Task description -
Copy out all of the data that follows, exactly as it appears.

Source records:
==*==

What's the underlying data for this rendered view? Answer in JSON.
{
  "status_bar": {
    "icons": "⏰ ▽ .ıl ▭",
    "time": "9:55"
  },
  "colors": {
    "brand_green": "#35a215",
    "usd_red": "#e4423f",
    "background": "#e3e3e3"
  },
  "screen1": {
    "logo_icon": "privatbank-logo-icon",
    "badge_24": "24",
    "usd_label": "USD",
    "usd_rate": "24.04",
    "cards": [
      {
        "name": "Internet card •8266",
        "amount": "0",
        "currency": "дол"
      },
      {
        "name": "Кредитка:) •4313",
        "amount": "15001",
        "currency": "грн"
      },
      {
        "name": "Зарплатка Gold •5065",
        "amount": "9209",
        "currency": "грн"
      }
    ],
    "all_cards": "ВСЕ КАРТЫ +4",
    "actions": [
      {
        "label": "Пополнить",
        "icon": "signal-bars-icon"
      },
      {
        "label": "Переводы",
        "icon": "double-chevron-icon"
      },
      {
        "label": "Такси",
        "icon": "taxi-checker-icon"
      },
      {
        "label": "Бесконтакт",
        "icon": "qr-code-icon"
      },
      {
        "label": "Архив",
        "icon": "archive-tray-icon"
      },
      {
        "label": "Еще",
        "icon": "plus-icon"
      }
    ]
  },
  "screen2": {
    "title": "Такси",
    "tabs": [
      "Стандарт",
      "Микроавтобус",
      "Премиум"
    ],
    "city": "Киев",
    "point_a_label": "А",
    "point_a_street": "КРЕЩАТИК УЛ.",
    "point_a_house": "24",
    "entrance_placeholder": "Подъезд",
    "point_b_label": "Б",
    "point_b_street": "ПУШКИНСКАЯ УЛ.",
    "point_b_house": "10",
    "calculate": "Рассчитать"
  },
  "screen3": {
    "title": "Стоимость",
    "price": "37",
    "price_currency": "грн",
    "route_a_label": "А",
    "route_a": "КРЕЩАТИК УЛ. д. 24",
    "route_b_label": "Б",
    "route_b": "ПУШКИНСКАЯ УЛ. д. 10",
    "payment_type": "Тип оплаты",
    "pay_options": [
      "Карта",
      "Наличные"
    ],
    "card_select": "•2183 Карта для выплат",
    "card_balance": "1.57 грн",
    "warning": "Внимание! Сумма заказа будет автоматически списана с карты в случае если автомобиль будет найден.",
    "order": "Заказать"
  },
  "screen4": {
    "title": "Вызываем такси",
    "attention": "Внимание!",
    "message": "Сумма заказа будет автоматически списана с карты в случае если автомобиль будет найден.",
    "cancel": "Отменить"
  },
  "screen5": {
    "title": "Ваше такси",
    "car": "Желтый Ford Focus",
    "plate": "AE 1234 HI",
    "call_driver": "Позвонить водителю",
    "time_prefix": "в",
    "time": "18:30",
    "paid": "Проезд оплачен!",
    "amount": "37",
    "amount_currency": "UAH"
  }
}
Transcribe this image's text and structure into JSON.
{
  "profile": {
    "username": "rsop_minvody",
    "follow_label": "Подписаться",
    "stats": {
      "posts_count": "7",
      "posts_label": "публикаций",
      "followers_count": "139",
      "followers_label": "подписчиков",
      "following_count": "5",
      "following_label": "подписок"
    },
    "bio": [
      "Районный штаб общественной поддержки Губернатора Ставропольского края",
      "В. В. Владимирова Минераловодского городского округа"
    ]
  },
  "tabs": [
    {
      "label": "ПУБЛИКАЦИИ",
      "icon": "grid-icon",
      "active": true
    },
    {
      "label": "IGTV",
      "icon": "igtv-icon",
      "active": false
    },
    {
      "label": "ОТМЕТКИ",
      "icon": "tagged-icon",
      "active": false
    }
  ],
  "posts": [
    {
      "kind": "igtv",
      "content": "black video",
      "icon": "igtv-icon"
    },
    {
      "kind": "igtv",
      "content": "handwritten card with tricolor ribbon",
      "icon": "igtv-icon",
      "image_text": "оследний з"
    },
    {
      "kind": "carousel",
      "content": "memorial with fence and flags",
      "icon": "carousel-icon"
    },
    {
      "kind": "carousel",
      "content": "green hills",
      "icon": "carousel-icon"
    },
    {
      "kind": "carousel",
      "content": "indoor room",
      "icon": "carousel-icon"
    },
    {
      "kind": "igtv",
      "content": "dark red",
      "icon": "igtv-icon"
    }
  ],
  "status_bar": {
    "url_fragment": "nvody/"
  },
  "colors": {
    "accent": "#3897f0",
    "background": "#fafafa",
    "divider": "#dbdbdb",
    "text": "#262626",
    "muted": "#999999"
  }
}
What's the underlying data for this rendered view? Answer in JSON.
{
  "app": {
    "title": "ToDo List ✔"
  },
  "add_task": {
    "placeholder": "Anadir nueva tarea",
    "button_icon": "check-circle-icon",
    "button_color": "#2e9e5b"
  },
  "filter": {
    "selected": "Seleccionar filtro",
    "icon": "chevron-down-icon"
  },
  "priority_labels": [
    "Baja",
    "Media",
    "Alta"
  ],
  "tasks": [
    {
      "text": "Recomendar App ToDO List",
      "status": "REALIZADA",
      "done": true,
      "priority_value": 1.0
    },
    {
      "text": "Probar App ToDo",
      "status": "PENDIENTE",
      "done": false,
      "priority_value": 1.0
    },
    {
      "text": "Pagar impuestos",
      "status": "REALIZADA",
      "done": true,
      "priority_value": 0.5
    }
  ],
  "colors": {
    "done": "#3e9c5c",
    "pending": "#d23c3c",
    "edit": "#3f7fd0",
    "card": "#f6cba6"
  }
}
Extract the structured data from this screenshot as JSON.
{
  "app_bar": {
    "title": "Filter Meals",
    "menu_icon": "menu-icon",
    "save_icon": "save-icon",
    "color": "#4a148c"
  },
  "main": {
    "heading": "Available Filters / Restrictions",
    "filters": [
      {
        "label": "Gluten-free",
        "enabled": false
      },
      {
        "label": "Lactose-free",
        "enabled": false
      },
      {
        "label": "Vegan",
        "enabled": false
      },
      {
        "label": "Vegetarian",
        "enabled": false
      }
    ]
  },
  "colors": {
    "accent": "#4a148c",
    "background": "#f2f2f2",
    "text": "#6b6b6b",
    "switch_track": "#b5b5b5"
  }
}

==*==

Your response -
What's the underlying data for this rendered view? Answer in JSON.
{
  "status_bar": {
    "icons": "⏰ ▽ .ıl ▭",
    "time": "9:55"
  },
  "colors": {
    "brand_green": "#35a215",
    "usd_red": "#e4423f",
    "background": "#e3e3e3"
  },
  "screen1": {
    "logo_icon": "privatbank-logo-icon",
    "badge_24": "24",
    "usd_label": "USD",
    "usd_rate": "24.04",
    "cards": [
      {
        "name": "Internet card •8266",
        "amount": "0",
        "currency": "дол"
      },
      {
        "name": "Кредитка:) •4313",
        "amount": "15001",
        "currency": "грн"
      },
      {
        "name": "Зарплатка Gold •5065",
        "amount": "9209",
        "currency": "грн"
      }
    ],
    "all_cards": "ВСЕ КАРТЫ +4",
    "actions": [
      {
        "label": "Пополнить",
        "icon": "signal-bars-icon"
      },
      {
        "label": "Переводы",
        "icon": "double-chevron-icon"
      },
      {
        "label": "Такси",
        "icon": "taxi-checker-icon"
      },
      {
        "label": "Бесконтакт",
        "icon": "qr-code-icon"
      },
      {
        "label": "Архив",
        "icon": "archive-tray-icon"
      },
      {
        "label": "Еще",
        "icon": "plus-icon"
      }
    ]
  },
  "screen2": {
    "title": "Такси",
    "tabs": [
      "Стандарт",
      "Микроавтобус",
      "Премиум"
    ],
    "city": "Киев",
    "point_a_label": "А",
    "point_a_street": "КРЕЩАТИК УЛ.",
    "point_a_house": "24",
    "entrance_placeholder": "Подъезд",
    "point_b_label": "Б",
    "point_b_street": "ПУШКИНСКАЯ УЛ.",
    "point_b_house": "10",
    "calculate": "Рассчитать"
  },
  "screen3": {
    "title": "Стоимость",
    "price": "37",
    "price_currency": "грн",
    "route_a_label": "А",
    "route_a": "КРЕЩАТИК УЛ. д. 24",
    "route_b_label": "Б",
    "route_b": "ПУШКИНСКАЯ УЛ. д. 10",
    "payment_type": "Тип оплаты",
    "pay_options": [
      "Карта",
      "Наличные"
    ],
    "card_select": "•2183 Карта для выплат",
    "card_balance": "1.57 грн",
    "warning": "Внимание! Сумма заказа будет автоматически списана с карты в случае если автомобиль будет найден.",
    "order": "Заказать"
  },
  "screen4": {
    "title": "Вызываем такси",
    "attention": "Внимание!",
    "message": "Сумма заказа будет автоматически списана с карты в случае если автомобиль будет найден.",
    "cancel": "Отменить"
  },
  "screen5": {
    "title": "Ваше такси",
    "car": "Желтый Ford Focus",
    "plate": "AE 1234 HI",
    "call_driver": "Позвонить водителю",
    "time_prefix": "в",
    "time": "18:30",
    "paid": "Проезд оплачен!",
    "amount": "37",
    "amount_currency": "UAH"
  }
}
Transcribe this image's text and structure into JSON.
{
  "profile": {
    "username": "rsop_minvody",
    "follow_label": "Подписаться",
    "stats": {
      "posts_count": "7",
      "posts_label": "публикаций",
      "followers_count": "139",
      "followers_label": "подписчиков",
      "following_count": "5",
      "following_label": "подписок"
    },
    "bio": [
      "Районный штаб общественной поддержки Губернатора Ставропольского края",
      "В. В. Владимирова Минераловодского городского округа"
    ]
  },
  "tabs": [
    {
      "label": "ПУБЛИКАЦИИ",
      "icon": "grid-icon",
      "active": true
    },
    {
      "label": "IGTV",
      "icon": "igtv-icon",
      "active": false
    },
    {
      "label": "ОТМЕТКИ",
      "icon": "tagged-icon",
      "active": false
    }
  ],
  "posts": [
    {
      "kind": "igtv",
      "content": "black video",
      "icon": "igtv-icon"
    },
    {
      "kind": "igtv",
      "content": "handwritten card with tricolor ribbon",
      "icon": "igtv-icon",
      "image_text": "оследний з"
    },
    {
      "kind": "carousel",
      "content": "memorial with fence and flags",
      "icon": "carousel-icon"
    },
    {
      "kind": "carousel",
      "content": "green hills",
      "icon": "carousel-icon"
    },
    {
      "kind": "carousel",
      "content": "indoor room",
      "icon": "carousel-icon"
    },
    {
      "kind": "igtv",
      "content": "dark red",
      "icon": "igtv-icon"
    }
  ],
  "status_bar": {
    "url_fragment": "nvody/"
  },
  "colors": {
    "accent": "#3897f0",
    "background": "#fafafa",
    "divider": "#dbdbdb",
    "text": "#262626",
    "muted": "#999999"
  }
}
What's the underlying data for this rendered view? Answer in JSON.
{
  "app": {
    "title": "ToDo List ✔"
  },
  "add_task": {
    "placeholder": "Anadir nueva tarea",
    "button_icon": "check-circle-icon",
    "button_color": "#2e9e5b"
  },
  "filter": {
    "selected": "Seleccionar filtro",
    "icon": "chevron-down-icon"
  },
  "priority_labels": [
    "Baja",
    "Media",
    "Alta"
  ],
  "tasks": [
    {
      "text": "Recomendar App ToDO List",
      "status": "REALIZADA",
      "done": true,
      "priority_value": 1.0
    },
    {
      "text": "Probar App ToDo",
      "status": "PENDIENTE",
      "done": false,
      "priority_value": 1.0
    },
    {
      "text": "Pagar impuestos",
      "status": "REALIZADA",
      "done": true,
      "priority_value": 0.5
    }
  ],
  "colors": {
    "done": "#3e9c5c",
    "pending": "#d23c3c",
    "edit": "#3f7fd0",
    "card": "#f6cba6"
  }
}
Extract the structured data from this screenshot as JSON.
{
  "app_bar": {
    "title": "Filter Meals",
    "menu_icon": "menu-icon",
    "save_icon": "save-icon",
    "color": "#4a148c"
  },
  "main": {
    "heading": "Available Filters / Restrictions",
    "filters": [
      {
        "label": "Gluten-free",
        "enabled": false
      },
      {
        "label": "Lactose-free",
        "enabled": false
      },
      {
        "label": "Vegan",
        "enabled": false
      },
      {
        "label": "Vegetarian",
        "enabled": false
      }
    ]
  },
  "colors": {
    "accent": "#4a148c",
    "background": "#f2f2f2",
    "text": "#6b6b6b",
    "switch_track": "#b5b5b5"
  }
}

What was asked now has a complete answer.